What is tay-sachs Disease?

The classical form of Tay-Sachs Disease (TSD) is a fatal genetic disorder in children which progressively destroys the central nervous system. It is caused by the absence of a vital enzyme, Hex-A. A baby with TSD appears to develop normally for the first few months, then there is a relentless deterioration of mental and physical abilities. The child gradually becomes blind, is unable to swallow, and has inefficient pulmonary function. Muscles begin to atrophy, paralysis sets in, and response to the environment diminishes. There is no cure or treatment and average life expectancy is 3-5 years of age.

Late-onset Tay-Sachs disease (LOTS) is a variant of Tay-Sachs but less common than the infantile form. As the name suggests, LOTS affects older children and adults rather than infants, and manifests itself as a more slowly progressive loss of functioning of the nervous system than the infantile form. Individuals with LOTS have a small residual amount of Hex-A rather than a complete absence of the enzyme. In fact, Tay-Sachs disease has a continuum of severity based on the amount of residual Hex-A activity present in the cells.

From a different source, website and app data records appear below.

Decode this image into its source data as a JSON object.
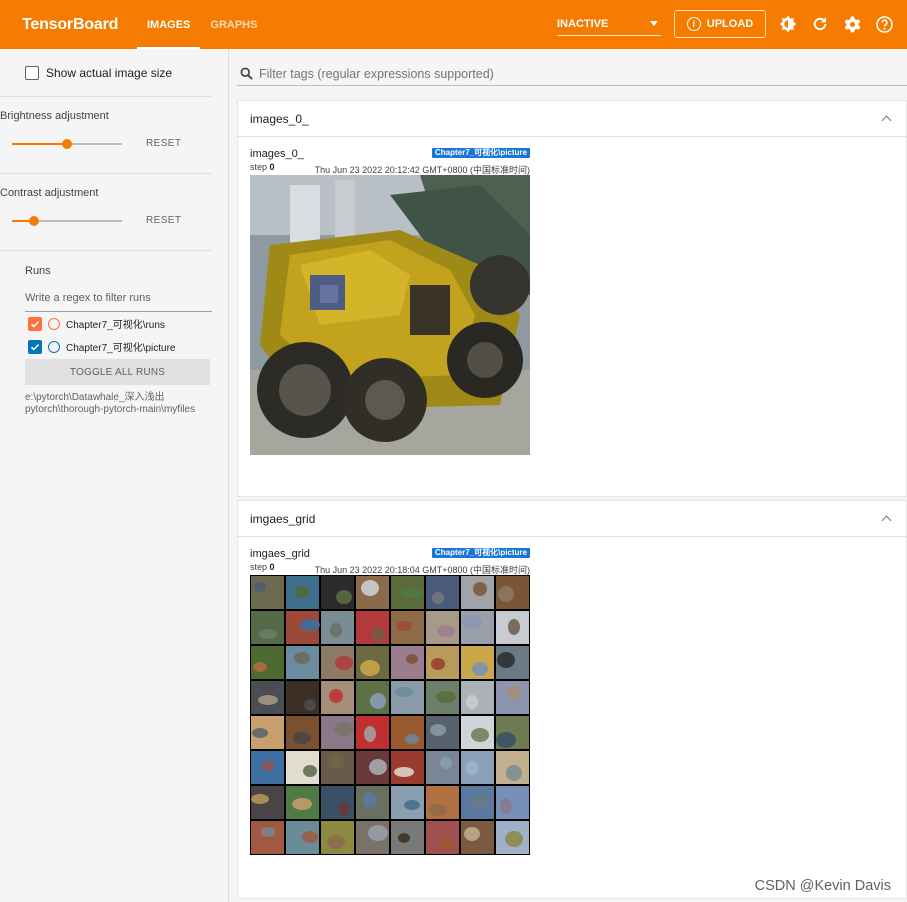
{
  "app": {
    "title": "TensorBoard",
    "tabs": [
      {
        "label": "IMAGES",
        "active": true
      },
      {
        "label": "GRAPHS",
        "active": false
      }
    ],
    "run_select": "INACTIVE",
    "upload_label": "UPLOAD",
    "accent_color": "#f57c00"
  },
  "sidebar": {
    "show_actual_size": "Show actual image size",
    "brightness": {
      "label": "Brightness adjustment",
      "reset": "RESET",
      "value_fraction": 0.5
    },
    "contrast": {
      "label": "Contrast adjustment",
      "reset": "RESET",
      "value_fraction": 0.2
    },
    "runs_title": "Runs",
    "regex_placeholder": "Write a regex to filter runs",
    "runs": [
      {
        "name": "Chapter7_可视化\\runs",
        "color": "#ff7043",
        "checked": true
      },
      {
        "name": "Chapter7_可视化\\picture",
        "color": "#0077bb",
        "checked": true
      }
    ],
    "toggle_all": "TOGGLE ALL RUNS",
    "logdir": "e:\\pytorch\\Datawhale_深入浅出pytorch\\thorough-pytorch-main\\myfiles"
  },
  "main": {
    "filter_placeholder": "Filter tags (regular expressions supported)",
    "cards": [
      {
        "title": "images_0_",
        "tile_name": "images_0_",
        "run_chip": "Chapter7_可视化\\picture",
        "step_label": "step",
        "step_value": "0",
        "timestamp": "Thu Jun 23 2022 20:12:42 GMT+0800 (中国标准时间)"
      },
      {
        "title": "imgaes_grid",
        "tile_name": "imgaes_grid",
        "run_chip": "Chapter7_可视化\\picture",
        "step_label": "step",
        "step_value": "0",
        "timestamp": "Thu Jun 23 2022 20:18:04 GMT+0800 (中国标准时间)"
      }
    ]
  },
  "watermark": "CSDN @Kevin  Davis"
}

Recessive diseases such as Tay-Sachs often occur more frequently, though not exclusively, in a defined population. Tay-Sachs affects several ethnic populations,in addition to the Jewish population. Every person of Jewish, French-Canadian, Cajun or Irish heritage should be tested for Tay-Sachs carrier status. One in 25 Ashkenazic Jews (from Eastern or Central European descent), French-Canadians or Cajuns carry the Tay-Sachs gene. Current research estimates that as many as one in 50 Irish-Americans to one in 190 are carriers; and one in 250 of the general population are carriers of the Tay-Sachs gene. Carrier screening involves analysis of the enzyme responsible for Tay-Sachs disease, as well as DNA analysis to determine the mutation.